Exercise prompt: Show each line of the data below in which "This" occurs.

[Website and app data records]
·····
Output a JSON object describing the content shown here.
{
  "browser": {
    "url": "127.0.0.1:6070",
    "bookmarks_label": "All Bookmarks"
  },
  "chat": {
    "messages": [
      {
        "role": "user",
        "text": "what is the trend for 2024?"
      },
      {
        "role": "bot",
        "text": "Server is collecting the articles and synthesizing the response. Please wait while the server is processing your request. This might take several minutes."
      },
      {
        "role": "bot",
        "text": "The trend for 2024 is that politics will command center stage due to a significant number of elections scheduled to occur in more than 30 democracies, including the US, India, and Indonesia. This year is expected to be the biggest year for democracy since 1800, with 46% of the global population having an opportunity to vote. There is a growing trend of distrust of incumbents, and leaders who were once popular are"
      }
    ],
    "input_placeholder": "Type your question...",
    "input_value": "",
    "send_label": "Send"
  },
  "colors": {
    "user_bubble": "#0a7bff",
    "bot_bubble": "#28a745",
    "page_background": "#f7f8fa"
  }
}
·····
Reply to the task:
        "text": "Server is collecting the articles and synthesizing the response. Please wait while the server is processing your request. This might take several minutes."
        "text": "The trend for 2024 is that politics will command center stage due to a significant number of elections scheduled to occur in more than 30 democracies, including the US, India, and Indonesia. This year is expected to be the biggest year for democracy since 1800, with 46% of the global population having an opportunity to vote. There is a growing trend of distrust of incumbents, and leaders who were once popular are"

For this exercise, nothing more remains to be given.